“When I look back on my childhood I wonder how I survived at all. It was, of course, a miserable childhood: the happy childhood is hardly worth your while. Worse than the ordinary miserable childhood is the miserable Irish childhood, and worse yet is the miserable Irish Catholic childhood.”
― Frank McCourt, Angela’s Ashes
One of the 19th-century’s most notorious socioarchitectural phenomena were the “insane asylums” that housed the era’s mentally ill — enormous and stunning buildings whose architecture stood in stark contrast with the ominous athmosphere of their inner workings. Fascinated by this phenomenon and its ghosts, photographer Christopher Payne set out to document the afterlife of those baleful buildings in Asylum: Inside The Closed World Of State Mental Hospitals — a compendium of images that peel away at a lost world and, in the process, offer a provocative portrait of the history of our (mis)treatment of the mentally ill.

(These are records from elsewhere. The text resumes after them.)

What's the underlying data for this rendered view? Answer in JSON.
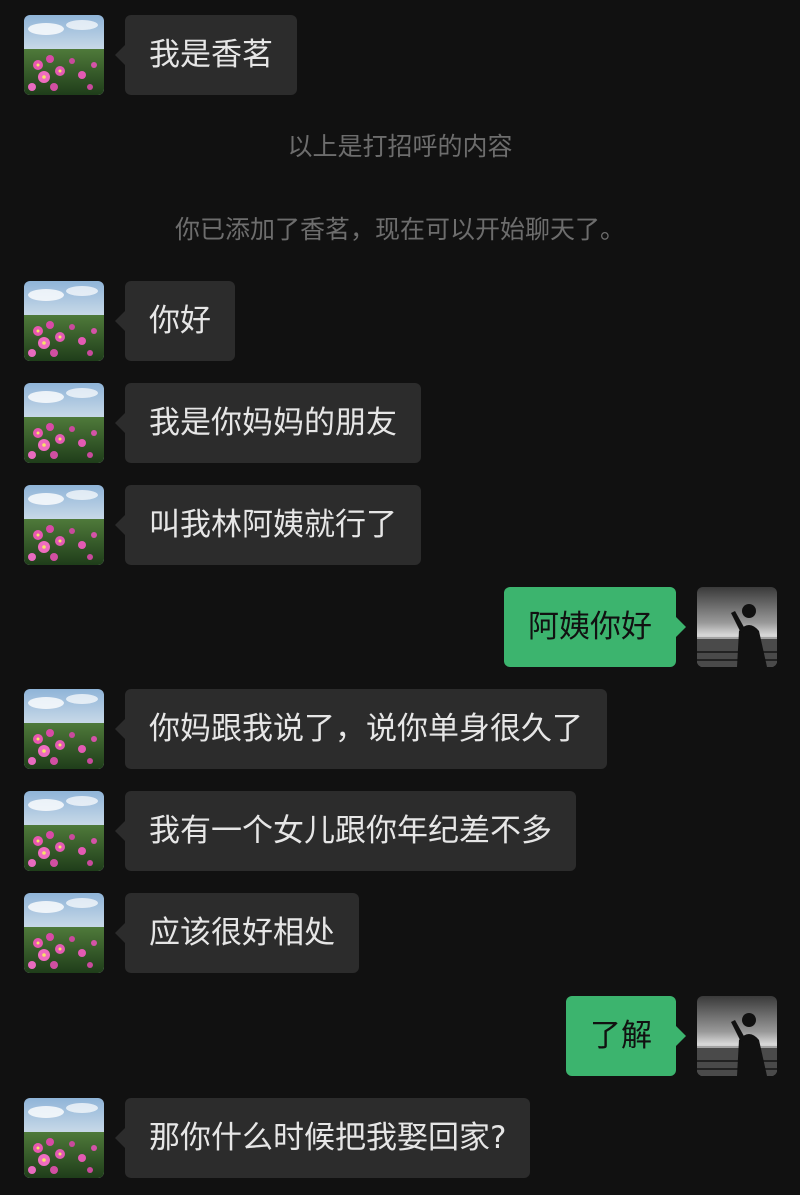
{
  "contact": {
    "name": "香茗",
    "avatar_icon": "flower-field-avatar-icon"
  },
  "me": {
    "avatar_icon": "silhouette-sea-avatar-icon"
  },
  "colors": {
    "background": "#111111",
    "incoming_bubble": "#2c2c2c",
    "outgoing_bubble": "#3cb46e",
    "system_text": "#6d6d6d"
  },
  "messages": [
    {
      "type": "incoming",
      "text": "我是香茗"
    },
    {
      "type": "system",
      "text": "以上是打招呼的内容"
    },
    {
      "type": "system",
      "text": "你已添加了香茗，现在可以开始聊天了。"
    },
    {
      "type": "incoming",
      "text": "你好"
    },
    {
      "type": "incoming",
      "text": "我是你妈妈的朋友"
    },
    {
      "type": "incoming",
      "text": "叫我林阿姨就行了"
    },
    {
      "type": "outgoing",
      "text": "阿姨你好"
    },
    {
      "type": "incoming",
      "text": "你妈跟我说了，说你单身很久了"
    },
    {
      "type": "incoming",
      "text": "我有一个女儿跟你年纪差不多"
    },
    {
      "type": "incoming",
      "text": "应该很好相处"
    },
    {
      "type": "outgoing",
      "text": "了解"
    },
    {
      "type": "incoming",
      "text": "那你什么时候把我娶回家?"
    }
  ]
}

A foreword by iconic neuroscientist Oliver Sacks frame the photographs in a sociocultural context of how these institutions evolved and what role they came to play, both in their time and in our reflections on history.
My friend, Darcy, and I poured over it, at once fascinated, sad, gleeful and horrified. We talked about what it may mean to us, to any of us, to feel these conflicting emotions.
For me, there is such a visual metaphor in these massive fortresses. No matter how large they were, they could not contain the anarchistic and primitive human spirit stripped raw by mental illness/circumstance/trauma/misunderstanding. There was an attempt to contain and cure.
But what are we containing? How? Why? What are we killing by “curing” as opposed to embracing and providing a safe haven, a nurturing environment? And what about the seemingly failed experiment of outdoor asylums like the Downtown Eastside?
The information teenage women were receiving at the time regarding their physical, personal and sexual development was truly horrifying from my perspective now. This is what makes this book one of the most frustrating and fascinating reads. WOW. Delicious and tragic.
And of course, the chapter on homosexuality:
BUT- what makes this book even more special are the margin notes by the teen, Laura H. [Full name is in the book, but for privacy, I’ll just use last initial]. It adds so much to the experience. I wonder who she was. Where she ended up. What a window into this young woman’s life!
Handwritten “owners” name on the inside, as well as some notes, underlining, & check marks she made on certain sections of the book that appeared to interest her which adds to the character to the book. – LOST BEAR STUDIO
Lost Bear Studio is my Collection of Vintage finds. I collect housewares, jewelry, decor & kitsch… I love art and all things creative, colorful, upcycled, repurposed & recycled… I collect a variety of quality vintage and antique treasures. My specialty items include home decor, housewares, storage items (tins, boxes, ANYTHING with drawers) & vintage accessories and jewelry. I collect items that catch my eye, and bring them to you, in the hopes that my descriptions will give you ideas you can utilize in your own home. – A. N. Fowler, Lost Bear Studio